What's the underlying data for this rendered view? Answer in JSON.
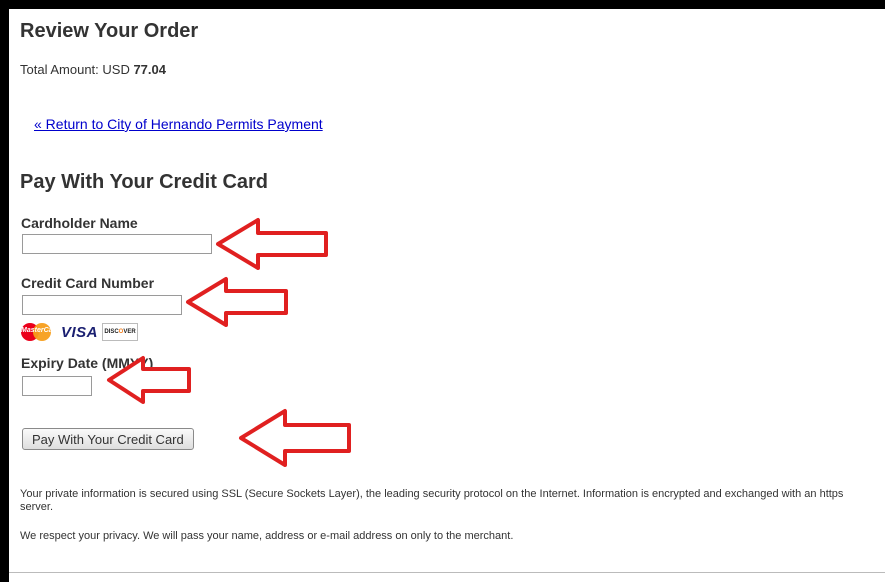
{
  "review": {
    "title": "Review Your Order",
    "total_label": "Total Amount: USD ",
    "total_value": "77.04",
    "return_link": "« Return to City of Hernando Permits Payment"
  },
  "payment": {
    "heading": "Pay With Your Credit Card",
    "cardholder_label": "Cardholder Name",
    "cardholder_value": "",
    "card_number_label": "Credit Card Number",
    "card_number_value": "",
    "cards": {
      "mastercard": "MasterCard",
      "visa": "VISA",
      "discover_pre": "DISC",
      "discover_o": "O",
      "discover_post": "VER"
    },
    "expiry_label": "Expiry Date (MMYY)",
    "expiry_value": "",
    "submit_label": "Pay With Your Credit Card"
  },
  "notes": {
    "security": "Your private information is secured using SSL (Secure Sockets Layer), the leading security protocol on the Internet. Information is encrypted and exchanged with an https server.",
    "privacy": "We respect your privacy. We will pass your name, address or e-mail address on only to the merchant."
  },
  "colors": {
    "arrow": "#e02020",
    "link": "#0000cc"
  }
}
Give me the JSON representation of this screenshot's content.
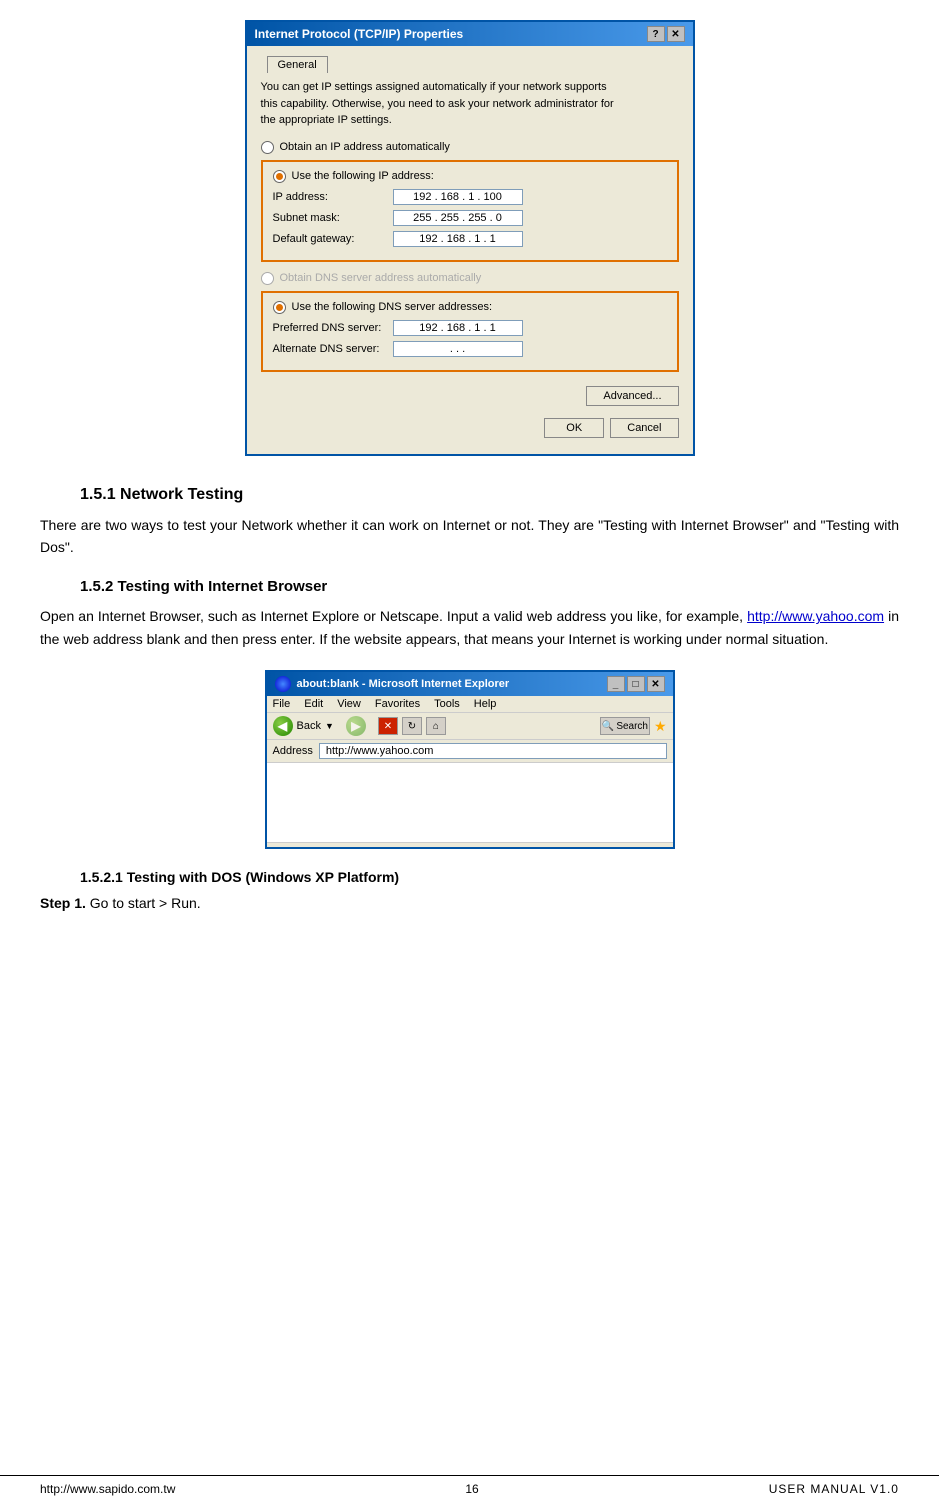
{
  "dialog": {
    "title": "Internet Protocol (TCP/IP) Properties",
    "tab": "General",
    "info_text": "You can get IP settings assigned automatically if your network supports\nthis capability. Otherwise, you need to ask your network administrator for\nthe appropriate IP settings.",
    "radio_auto_ip": "Obtain an IP address automatically",
    "radio_manual_ip": "Use the following IP address:",
    "ip_address_label": "IP address:",
    "ip_address_value": "192 . 168 . 1 . 100",
    "subnet_label": "Subnet mask:",
    "subnet_value": "255 . 255 . 255 . 0",
    "gateway_label": "Default gateway:",
    "gateway_value": "192 . 168 . 1 . 1",
    "radio_auto_dns": "Obtain DNS server address automatically",
    "radio_manual_dns": "Use the following DNS server addresses:",
    "preferred_dns_label": "Preferred DNS server:",
    "preferred_dns_value": "192 . 168 . 1 . 1",
    "alternate_dns_label": "Alternate DNS server:",
    "alternate_dns_value": ". . .",
    "btn_advanced": "Advanced...",
    "btn_ok": "OK",
    "btn_cancel": "Cancel"
  },
  "section_1_5_1": {
    "heading": "1.5.1    Network Testing",
    "body": "There are two ways to test your Network whether it can work on Internet or not. They are \"Testing with Internet Browser\" and \"Testing with Dos\"."
  },
  "section_1_5_2": {
    "heading": "1.5.2    Testing with Internet Browser",
    "body1": "Open an Internet Browser, such as Internet Explore or Netscape.   Input a valid web address you like, for example,",
    "link": "http://www.yahoo.com",
    "body2": " in the web address blank and then press enter.   If the website appears, that means your Internet is working under normal situation."
  },
  "ie_window": {
    "title": "about:blank - Microsoft Internet Explorer",
    "menu_items": [
      "File",
      "Edit",
      "View",
      "Favorites",
      "Tools",
      "Help"
    ],
    "back_label": "Back",
    "address_label": "Address",
    "address_value": "http://www.yahoo.com"
  },
  "section_1_5_2_1": {
    "heading": "1.5.2.1    Testing with DOS (Windows XP Platform)",
    "step1_label": "Step 1.",
    "step1_text": "   Go to start > Run."
  },
  "footer": {
    "url": "http://www.sapido.com.tw",
    "page": "16",
    "manual": "USER MANUAL V1.0"
  }
}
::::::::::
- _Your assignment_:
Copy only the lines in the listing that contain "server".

- _Task answer_:
    "security": "Your private information is secured using SSL (Secure Sockets Layer), the leading security protocol on the Internet. Information is encrypted and exchanged with an https server.",
    "radio_auto_dns": "Obtain DNS server address automatically",
    "radio_manual_dns": "Use the following DNS server addresses:",
    "preferred_dns_label": "Preferred DNS server:",
    "alternate_dns_label": "Alternate DNS server:",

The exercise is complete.